WHAT TO PRODUCE = List all lines of the data containing the word "title".

MATERIAL PROVIDED =
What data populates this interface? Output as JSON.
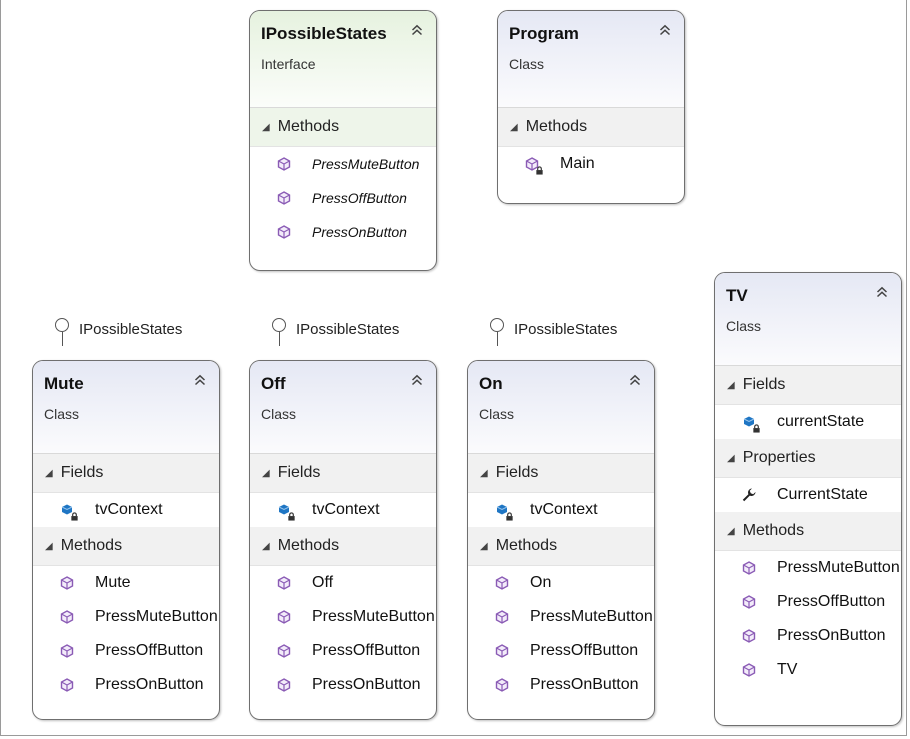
{
  "colors": {
    "header_class": "#e5e8f4",
    "header_interface": "#e6f2df",
    "border": "#6f6f6f",
    "method_icon": "#8a5bb5",
    "field_icon": "#1f76c4"
  },
  "boxes": {
    "ipossiblestates": {
      "title": "IPossibleStates",
      "kind": "Interface",
      "sections": [
        {
          "label": "Methods",
          "items": [
            "PressMuteButton",
            "PressOffButton",
            "PressOnButton"
          ]
        }
      ]
    },
    "program": {
      "title": "Program",
      "kind": "Class",
      "sections": [
        {
          "label": "Methods",
          "items": [
            "Main"
          ]
        }
      ]
    },
    "tv": {
      "title": "TV",
      "kind": "Class",
      "sections": [
        {
          "label": "Fields",
          "items": [
            "currentState"
          ]
        },
        {
          "label": "Properties",
          "items": [
            "CurrentState"
          ]
        },
        {
          "label": "Methods",
          "items": [
            "PressMuteButton",
            "PressOffButton",
            "PressOnButton",
            "TV"
          ]
        }
      ]
    },
    "mute": {
      "title": "Mute",
      "kind": "Class",
      "implements": "IPossibleStates",
      "sections": [
        {
          "label": "Fields",
          "items": [
            "tvContext"
          ]
        },
        {
          "label": "Methods",
          "items": [
            "Mute",
            "PressMuteButton",
            "PressOffButton",
            "PressOnButton"
          ]
        }
      ]
    },
    "off": {
      "title": "Off",
      "kind": "Class",
      "implements": "IPossibleStates",
      "sections": [
        {
          "label": "Fields",
          "items": [
            "tvContext"
          ]
        },
        {
          "label": "Methods",
          "items": [
            "Off",
            "PressMuteButton",
            "PressOffButton",
            "PressOnButton"
          ]
        }
      ]
    },
    "on": {
      "title": "On",
      "kind": "Class",
      "implements": "IPossibleStates",
      "sections": [
        {
          "label": "Fields",
          "items": [
            "tvContext"
          ]
        },
        {
          "label": "Methods",
          "items": [
            "On",
            "PressMuteButton",
            "PressOffButton",
            "PressOnButton"
          ]
        }
      ]
    }
  }
}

SOLUTION =
      "title": "IPossibleStates",
      "title": "Program",
      "title": "TV",
      "title": "Mute",
      "title": "Off",
      "title": "On",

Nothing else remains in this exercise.